Hemingway's Brain (Hardcover)
Warning messageMean Menu style requires jQuery library version 1.7 or higher, but you have opted to provide your own library. Please ensure you have the proper version of jQuery included. (note: this is not an error)
Hemingway's Brain is an innovative biography and the first forensic psychiatric examination of Nobel Prize-winning author Ernest Hemingway. After committing seventeen years to researching Hemingway's life and medical history, Andrew Farah, a forensic psychiatrist, has concluded that the writer's diagnoses were incorrect. Contrary to the commonly accepted diagnoses of bipolar disorder and alcoholism, Farah provides a comprehensive explanation of the medical conditions that led to Hemingway's suicide.

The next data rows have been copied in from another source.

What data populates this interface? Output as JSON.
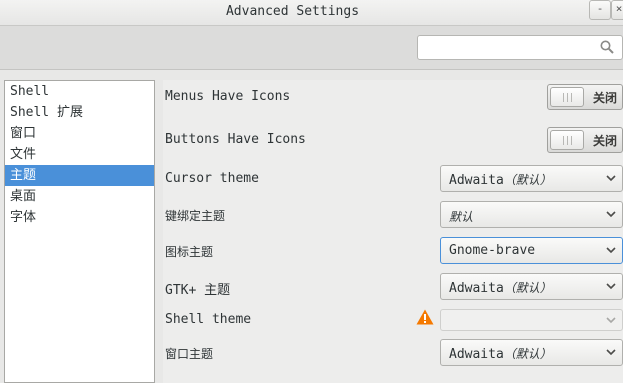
{
  "window": {
    "title": "Advanced Settings",
    "minimize_label": "-",
    "close_label": "×"
  },
  "search": {
    "placeholder": ""
  },
  "sidebar": {
    "items": [
      {
        "label": "Shell"
      },
      {
        "label": "Shell 扩展"
      },
      {
        "label": "窗口"
      },
      {
        "label": "文件"
      },
      {
        "label": "主题",
        "selected": true
      },
      {
        "label": "桌面"
      },
      {
        "label": "字体"
      }
    ]
  },
  "settings": {
    "menus_have_icons": {
      "label": "Menus Have Icons",
      "state": "关闭"
    },
    "buttons_have_icons": {
      "label": "Buttons Have Icons",
      "state": "关闭"
    },
    "cursor_theme": {
      "label": "Cursor theme",
      "value": "Adwaita",
      "suffix": "（默认）"
    },
    "keybinding_theme": {
      "label": "键绑定主题",
      "value": "默认"
    },
    "icon_theme": {
      "label": "图标主题",
      "value": "Gnome-brave"
    },
    "gtk_theme": {
      "label": "GTK+ 主题",
      "value": "Adwaita",
      "suffix": "（默认）"
    },
    "shell_theme": {
      "label": "Shell theme",
      "value": ""
    },
    "window_theme": {
      "label": "窗口主题",
      "value": "Adwaita",
      "suffix": "（默认）"
    }
  },
  "colors": {
    "selection": "#4a90d9",
    "warning": "#f57900"
  },
  "icons": {
    "search": "magnifier-icon",
    "warning": "warning-triangle-icon",
    "dropdown": "chevron-down-icon"
  }
}
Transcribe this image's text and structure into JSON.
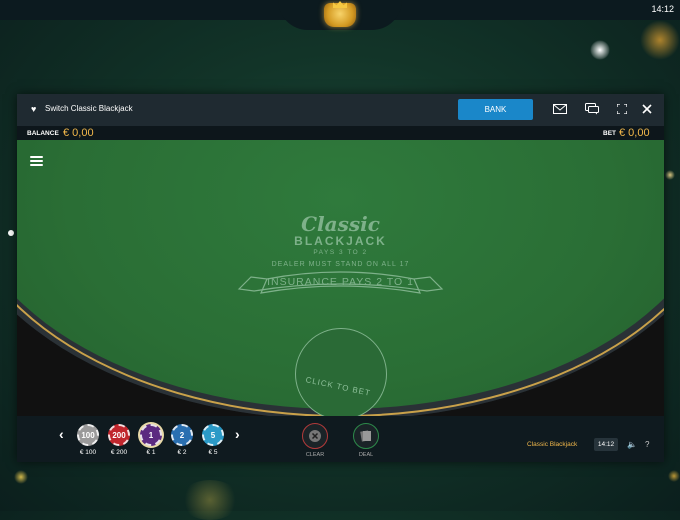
{
  "status": {
    "clock": "14:12"
  },
  "window": {
    "title": "Switch Classic Blackjack",
    "bank_label": "BANK",
    "balance_label": "BALANCE",
    "balance_value": "€ 0,00",
    "bet_label": "BET",
    "bet_value": "€ 0,00"
  },
  "table": {
    "classic": "Classic",
    "blackjack": "BLACKJACK",
    "pays": "PAYS 3 TO 2",
    "dealer_rule": "DEALER MUST STAND ON ALL 17",
    "insurance": "INSURANCE PAYS 2 TO 1",
    "bet_spot": "CLICK TO BET"
  },
  "chips": [
    {
      "value": "100",
      "label": "€ 100",
      "color": "#9a9a9a"
    },
    {
      "value": "200",
      "label": "€ 200",
      "color": "#c0262d"
    },
    {
      "value": "1",
      "label": "€ 1",
      "color": "#5b2a80"
    },
    {
      "value": "2",
      "label": "€ 2",
      "color": "#2a6fb0"
    },
    {
      "value": "5",
      "label": "€ 5",
      "color": "#2b9ac7"
    }
  ],
  "actions": {
    "clear": "CLEAR",
    "deal": "DEAL"
  },
  "footer": {
    "game_name": "Classic Blackjack",
    "time": "14:12"
  },
  "colors": {
    "accent": "#1a87c9",
    "gold": "#f2b84b",
    "felt": "#2a6e35"
  }
}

Hemingway received state-of-the-art psychiatric treatment at one of the nation's finest medical institutes, but according to Farah it was for the wrong illness. Hemingway's death was not the result of medical mismanagement, but medical misunderstanding. Farah argues that despite popular mythology Hemingway was not manic-depressive and his alcohol abuse and characteristic narcissism were simply pieces of a much larger puzzle. Through a thorough examination of biographies, letters, memoirs of friends and family, and even Hemingway's FBI file, combined with recent insights on the effects of trauma on the brain, Farah pieces together this compelling, alternative narrative of Hemingway's illness, one that has been missing from the scholarship for too long.
Though Hemingway's life has been researched extensively and many biographies written, those authors relied on the original diagnoses and turned to psychoanalysis and conjecture regarding Hemingway's mental state. Through his research Farah has sought to understand why Hemingway's decline accelerated after two courses of electroconvulsive therapy and in this volume explains which current options might benefit a similar patient today. Hemingway's Brain provides a full and accurate accounting of this psychiatric diagnosis by exploring the genetic influences, traumatic brain injuries, and neurological and psychological forces that resulted in what many have described as his tortured final years. It aims to eliminate the confusion and define for all future scholarship the specifics of the mental illnesses that shaped legendary literary works and destroyed the life of a master.
About the Author
Andrew Farah serves as the chief of psychiatry at the High Point Division of the University of North Carolina Healthcare System. He is a native of Charleston, South Carolina, and a graduate of Clemson University and the Medical University of South Carolina. Farah completed his residency at Wake Forest University, and in 2014 he was named a Distinguished Fellow of the American Psychiatric Association.